▸ WORK TASK: Give every entry again precisely as it appears.

━━ DATASET EXCERPTS ━━

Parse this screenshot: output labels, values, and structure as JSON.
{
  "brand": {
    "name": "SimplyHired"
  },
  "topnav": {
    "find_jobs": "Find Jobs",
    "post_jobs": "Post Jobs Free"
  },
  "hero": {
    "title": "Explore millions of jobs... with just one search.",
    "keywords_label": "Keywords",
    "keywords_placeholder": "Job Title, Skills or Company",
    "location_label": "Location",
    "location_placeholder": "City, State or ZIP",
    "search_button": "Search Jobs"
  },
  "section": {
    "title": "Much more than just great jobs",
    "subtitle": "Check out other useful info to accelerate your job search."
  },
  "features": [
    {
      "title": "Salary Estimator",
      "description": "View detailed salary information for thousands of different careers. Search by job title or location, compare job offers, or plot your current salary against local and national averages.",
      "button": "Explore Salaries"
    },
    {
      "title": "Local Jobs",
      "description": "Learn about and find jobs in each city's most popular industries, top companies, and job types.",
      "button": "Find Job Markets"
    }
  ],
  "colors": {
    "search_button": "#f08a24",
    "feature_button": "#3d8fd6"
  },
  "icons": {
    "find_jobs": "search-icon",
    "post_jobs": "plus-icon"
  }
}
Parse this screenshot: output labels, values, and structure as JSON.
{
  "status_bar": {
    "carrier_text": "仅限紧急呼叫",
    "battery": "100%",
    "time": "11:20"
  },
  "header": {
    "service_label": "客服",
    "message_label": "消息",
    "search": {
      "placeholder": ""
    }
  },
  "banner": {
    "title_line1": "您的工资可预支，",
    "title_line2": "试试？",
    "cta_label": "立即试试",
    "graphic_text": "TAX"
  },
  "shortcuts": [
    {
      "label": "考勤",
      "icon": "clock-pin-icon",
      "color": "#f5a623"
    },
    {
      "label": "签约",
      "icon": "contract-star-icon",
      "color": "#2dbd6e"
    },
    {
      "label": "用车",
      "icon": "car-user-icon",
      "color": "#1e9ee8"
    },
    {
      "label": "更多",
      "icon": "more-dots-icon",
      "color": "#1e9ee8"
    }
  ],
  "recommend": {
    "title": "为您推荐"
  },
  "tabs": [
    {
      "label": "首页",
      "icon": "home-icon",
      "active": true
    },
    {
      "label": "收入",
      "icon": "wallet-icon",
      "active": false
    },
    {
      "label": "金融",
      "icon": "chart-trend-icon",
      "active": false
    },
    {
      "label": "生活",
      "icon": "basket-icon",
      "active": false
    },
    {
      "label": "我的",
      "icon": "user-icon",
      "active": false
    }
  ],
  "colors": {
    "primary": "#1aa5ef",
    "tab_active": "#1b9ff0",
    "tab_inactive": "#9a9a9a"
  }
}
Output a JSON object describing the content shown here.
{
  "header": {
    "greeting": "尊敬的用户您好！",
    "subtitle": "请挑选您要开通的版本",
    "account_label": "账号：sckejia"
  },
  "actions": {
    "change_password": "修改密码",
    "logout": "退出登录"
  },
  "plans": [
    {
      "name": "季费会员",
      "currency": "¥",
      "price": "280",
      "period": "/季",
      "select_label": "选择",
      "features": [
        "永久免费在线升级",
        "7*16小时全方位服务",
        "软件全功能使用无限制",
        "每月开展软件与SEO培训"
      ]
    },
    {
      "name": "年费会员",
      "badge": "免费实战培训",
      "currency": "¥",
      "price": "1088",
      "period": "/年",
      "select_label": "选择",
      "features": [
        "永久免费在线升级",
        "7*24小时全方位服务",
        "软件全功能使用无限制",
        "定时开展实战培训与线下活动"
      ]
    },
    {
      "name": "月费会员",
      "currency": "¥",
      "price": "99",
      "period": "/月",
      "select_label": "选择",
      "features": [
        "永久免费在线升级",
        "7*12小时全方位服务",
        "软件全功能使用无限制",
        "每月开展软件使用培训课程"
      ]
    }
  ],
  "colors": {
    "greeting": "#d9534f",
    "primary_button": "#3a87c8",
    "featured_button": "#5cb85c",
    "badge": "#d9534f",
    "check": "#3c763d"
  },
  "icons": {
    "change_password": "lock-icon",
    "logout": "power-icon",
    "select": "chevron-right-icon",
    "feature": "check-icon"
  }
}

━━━

▸ YOUR RESPONSE:
Parse this screenshot: output labels, values, and structure as JSON.
{
  "brand": {
    "name": "SimplyHired"
  },
  "topnav": {
    "find_jobs": "Find Jobs",
    "post_jobs": "Post Jobs Free"
  },
  "hero": {
    "title": "Explore millions of jobs... with just one search.",
    "keywords_label": "Keywords",
    "keywords_placeholder": "Job Title, Skills or Company",
    "location_label": "Location",
    "location_placeholder": "City, State or ZIP",
    "search_button": "Search Jobs"
  },
  "section": {
    "title": "Much more than just great jobs",
    "subtitle": "Check out other useful info to accelerate your job search."
  },
  "features": [
    {
      "title": "Salary Estimator",
      "description": "View detailed salary information for thousands of different careers. Search by job title or location, compare job offers, or plot your current salary against local and national averages.",
      "button": "Explore Salaries"
    },
    {
      "title": "Local Jobs",
      "description": "Learn about and find jobs in each city's most popular industries, top companies, and job types.",
      "button": "Find Job Markets"
    }
  ],
  "colors": {
    "search_button": "#f08a24",
    "feature_button": "#3d8fd6"
  },
  "icons": {
    "find_jobs": "search-icon",
    "post_jobs": "plus-icon"
  }
}
Parse this screenshot: output labels, values, and structure as JSON.
{
  "status_bar": {
    "carrier_text": "仅限紧急呼叫",
    "battery": "100%",
    "time": "11:20"
  },
  "header": {
    "service_label": "客服",
    "message_label": "消息",
    "search": {
      "placeholder": ""
    }
  },
  "banner": {
    "title_line1": "您的工资可预支，",
    "title_line2": "试试？",
    "cta_label": "立即试试",
    "graphic_text": "TAX"
  },
  "shortcuts": [
    {
      "label": "考勤",
      "icon": "clock-pin-icon",
      "color": "#f5a623"
    },
    {
      "label": "签约",
      "icon": "contract-star-icon",
      "color": "#2dbd6e"
    },
    {
      "label": "用车",
      "icon": "car-user-icon",
      "color": "#1e9ee8"
    },
    {
      "label": "更多",
      "icon": "more-dots-icon",
      "color": "#1e9ee8"
    }
  ],
  "recommend": {
    "title": "为您推荐"
  },
  "tabs": [
    {
      "label": "首页",
      "icon": "home-icon",
      "active": true
    },
    {
      "label": "收入",
      "icon": "wallet-icon",
      "active": false
    },
    {
      "label": "金融",
      "icon": "chart-trend-icon",
      "active": false
    },
    {
      "label": "生活",
      "icon": "basket-icon",
      "active": false
    },
    {
      "label": "我的",
      "icon": "user-icon",
      "active": false
    }
  ],
  "colors": {
    "primary": "#1aa5ef",
    "tab_active": "#1b9ff0",
    "tab_inactive": "#9a9a9a"
  }
}
Output a JSON object describing the content shown here.
{
  "header": {
    "greeting": "尊敬的用户您好！",
    "subtitle": "请挑选您要开通的版本",
    "account_label": "账号：sckejia"
  },
  "actions": {
    "change_password": "修改密码",
    "logout": "退出登录"
  },
  "plans": [
    {
      "name": "季费会员",
      "currency": "¥",
      "price": "280",
      "period": "/季",
      "select_label": "选择",
      "features": [
        "永久免费在线升级",
        "7*16小时全方位服务",
        "软件全功能使用无限制",
        "每月开展软件与SEO培训"
      ]
    },
    {
      "name": "年费会员",
      "badge": "免费实战培训",
      "currency": "¥",
      "price": "1088",
      "period": "/年",
      "select_label": "选择",
      "features": [
        "永久免费在线升级",
        "7*24小时全方位服务",
        "软件全功能使用无限制",
        "定时开展实战培训与线下活动"
      ]
    },
    {
      "name": "月费会员",
      "currency": "¥",
      "price": "99",
      "period": "/月",
      "select_label": "选择",
      "features": [
        "永久免费在线升级",
        "7*12小时全方位服务",
        "软件全功能使用无限制",
        "每月开展软件使用培训课程"
      ]
    }
  ],
  "colors": {
    "greeting": "#d9534f",
    "primary_button": "#3a87c8",
    "featured_button": "#5cb85c",
    "badge": "#d9534f",
    "check": "#3c763d"
  },
  "icons": {
    "change_password": "lock-icon",
    "logout": "power-icon",
    "select": "chevron-right-icon",
    "feature": "check-icon"
  }
}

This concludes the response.